◆ What you will do ◆
With the images removed, reproduce each entry below word for word.

◆ Supplied entries ◆
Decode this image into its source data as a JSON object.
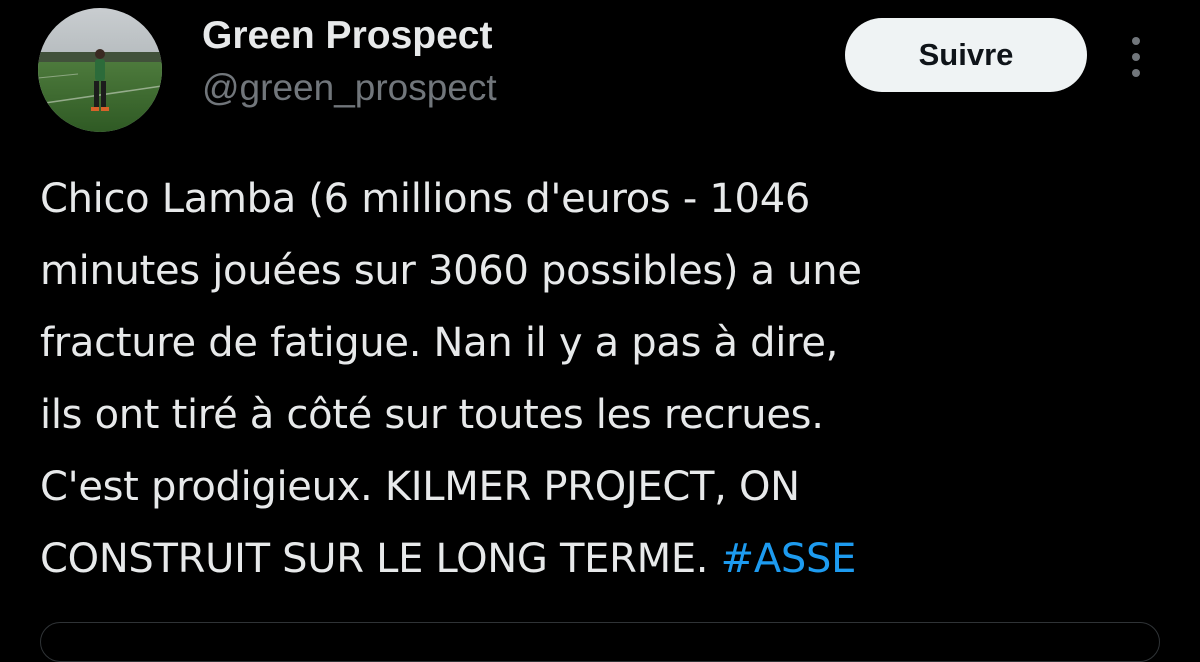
{
  "author": {
    "display_name": "Green Prospect",
    "handle": "@green_prospect"
  },
  "actions": {
    "follow_label": "Suivre",
    "more_icon": "more-vertical-icon"
  },
  "tweet": {
    "lines": [
      "Chico Lamba (6 millions d'euros - 1046",
      "minutes jouées sur 3060 possibles) a une",
      "fracture de fatigue. Nan il y a pas à dire,",
      "ils ont tiré à côté sur toutes les recrues.",
      "C'est prodigieux. KILMER PROJECT, ON",
      "CONSTRUIT SUR LE LONG TERME."
    ],
    "hashtag": "#ASSE"
  },
  "colors": {
    "background": "#000000",
    "primary_text": "#e7e9ea",
    "secondary_text": "#71767b",
    "link": "#1d9bf0",
    "follow_button_bg": "#eff3f4",
    "follow_button_text": "#0f1419",
    "border": "#2f3336"
  }
}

◆ Task answer ◆
Decode this image into its source data as a JSON object.
{
  "author": {
    "display_name": "Green Prospect",
    "handle": "@green_prospect"
  },
  "actions": {
    "follow_label": "Suivre",
    "more_icon": "more-vertical-icon"
  },
  "tweet": {
    "lines": [
      "Chico Lamba (6 millions d'euros - 1046",
      "minutes jouées sur 3060 possibles) a une",
      "fracture de fatigue. Nan il y a pas à dire,",
      "ils ont tiré à côté sur toutes les recrues.",
      "C'est prodigieux. KILMER PROJECT, ON",
      "CONSTRUIT SUR LE LONG TERME."
    ],
    "hashtag": "#ASSE"
  },
  "colors": {
    "background": "#000000",
    "primary_text": "#e7e9ea",
    "secondary_text": "#71767b",
    "link": "#1d9bf0",
    "follow_button_bg": "#eff3f4",
    "follow_button_text": "#0f1419",
    "border": "#2f3336"
  }
}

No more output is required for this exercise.